Schimel acknowledged that, if all schools were awarded some funding, the average grant would be quite small. But he said he hopes to give some money to every school that applies.
Some school board members are calling for lawmakers to do more than provide money to prevent school shootings, including providing law enforcement with more flexibility in being able to charge or hold anyone who has threatened the safety of students.
Wauwatosa School Board president Shawn Rolland told lawmakers in March that measures like the grant program are aimed at long-term prevention only.
Rolland said prosecutors should be able to charge anyone who makes a credible threat, even if a time or date is not included in the threat, with a felony.
Rolland also called for allowing law enforcement to hold anyone caught making a credible threat longer than 72 hours — the limit police can keep people who are not charged or found to need mental health services.
“If someone credibly threatens the life of our U.S. president with malicious, evil intent, that person is charged with a felony. That danger is removed from the community. Not for 72 hours. But for years,” Rolland said at a legislative hearing in March. “That should be the standard of protection we provide for our students and our school staff.”
The Milwaukee Journal Sentinel reported on an incident that occurred earlier this year in Rolland’s school district, in which a student told friends he wanted to shoot up the school and commit suicide. Police initially held him less than a day.
Schimel said he was open to discussing such changes to state law to keep credible threats away from schools.
“Those are conversations we should definitely continue to have,” Schimel said Wednesday. “What we worked to accomplish with this was something we could get passed very quickly — we had a very short time before this legislative session ended.”
Melanie Conklin, spokeswoman for the Democratic Party of Wisconsin, blasted Schimel on Wednesday for the comment, and accused the Republican of using the grant program as part of his 2018 campaign for re-election.
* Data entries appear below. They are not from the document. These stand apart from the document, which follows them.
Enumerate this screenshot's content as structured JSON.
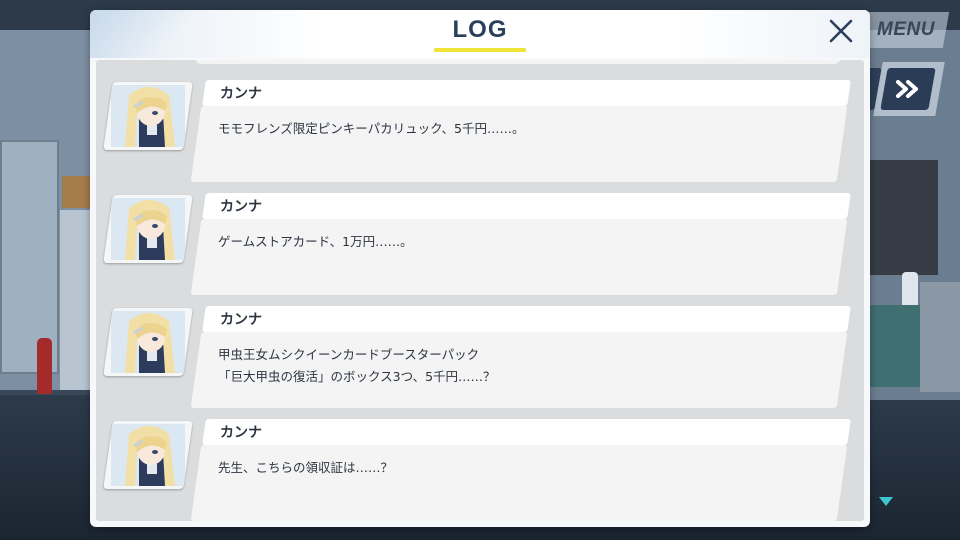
{
  "hud": {
    "menu_label": "MENU"
  },
  "log": {
    "title": "LOG",
    "entries": [
      {
        "speaker": "カンナ",
        "lines": [
          "モモフレンズ限定ピンキーパカリュック、5千円……。",
          ""
        ]
      },
      {
        "speaker": "カンナ",
        "lines": [
          "ゲームストアカード、1万円……。",
          ""
        ]
      },
      {
        "speaker": "カンナ",
        "lines": [
          "甲虫王女ムシクイーンカードブースターパック",
          "「巨大甲虫の復活」のボックス3つ、5千円……？"
        ]
      },
      {
        "speaker": "カンナ",
        "lines": [
          "先生、こちらの領収証は……？",
          ""
        ]
      }
    ]
  },
  "colors": {
    "title": "#2a3f5c",
    "underline": "#f0e33a",
    "button_dark": "#2a3c56",
    "scroll_indicator": "#3cc6d2"
  }
}
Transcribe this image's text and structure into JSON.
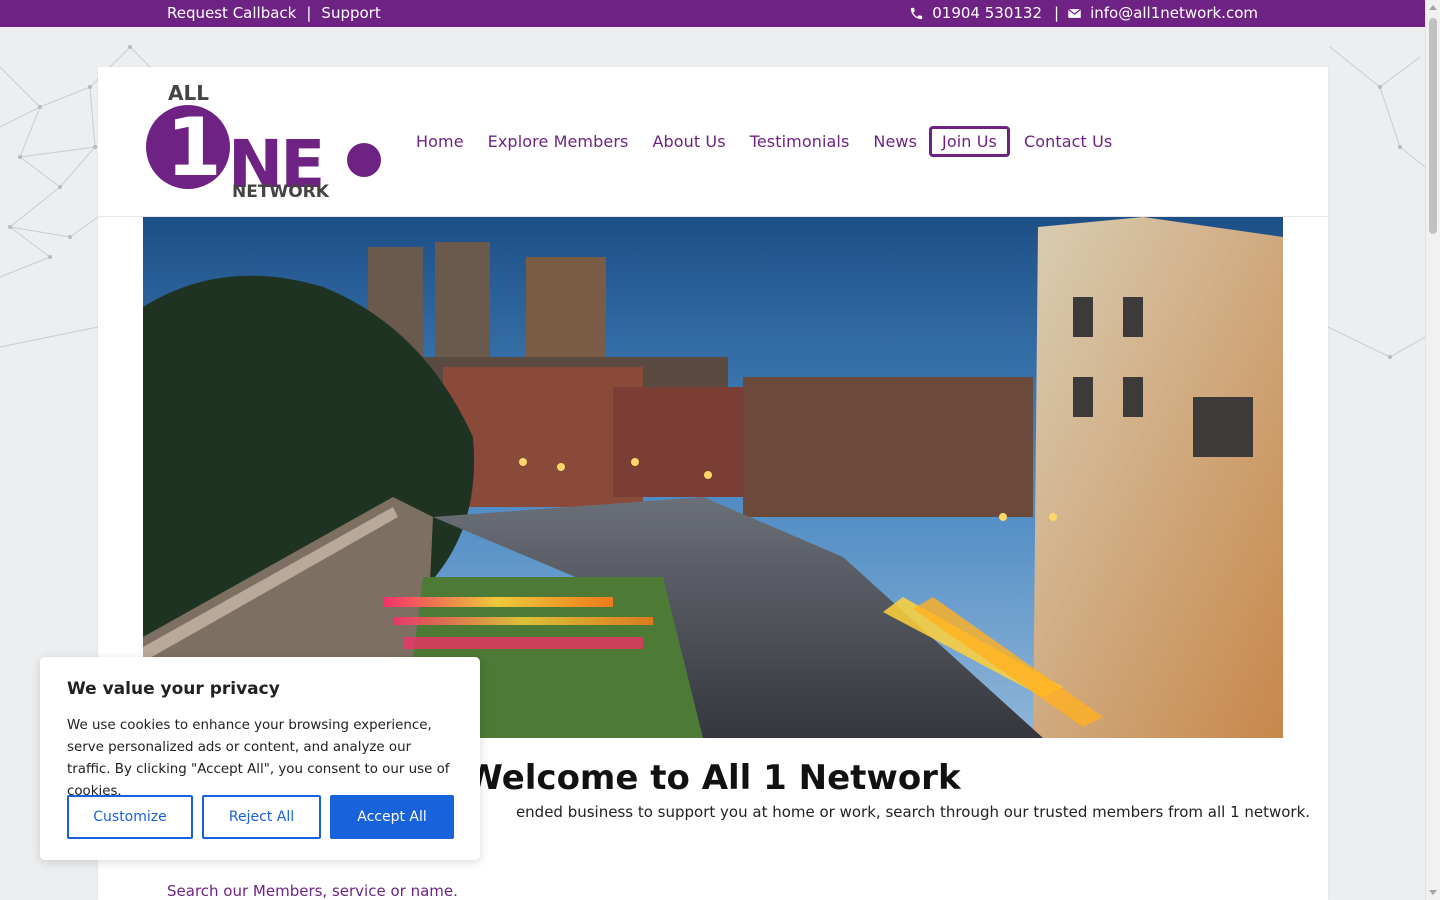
{
  "topbar": {
    "request_callback": "Request Callback",
    "separator": "|",
    "support": "Support",
    "phone": "01904 530132",
    "email_separator": "|",
    "email": "info@all1network.com"
  },
  "logo": {
    "line1": "ALL",
    "numeral": "1",
    "letters": "NE",
    "line3": "NETWORK"
  },
  "nav": {
    "items": [
      "Home",
      "Explore Members",
      "About Us",
      "Testimonials",
      "News",
      "Join Us",
      "Contact Us"
    ]
  },
  "main": {
    "title": "Welcome to All 1 Network",
    "intro": "ended business to support you at home or work, search through our trusted members from all 1 network.",
    "search_label": "Search our Members, service or name."
  },
  "cookie": {
    "title": "We value your privacy",
    "body": "We use cookies to enhance your browsing experience, serve personalized ads or content, and analyze our traffic. By clicking \"Accept All\", you consent to our use of cookies.",
    "customize": "Customize",
    "reject": "Reject All",
    "accept": "Accept All"
  },
  "colors": {
    "brand_purple": "#6e2384",
    "accent_blue": "#1863dc"
  },
  "icons": [
    "phone-icon",
    "envelope-icon"
  ]
}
“School safety was a big issue LONG before Brad Schimel was even elected,” Conklin said in a tweet.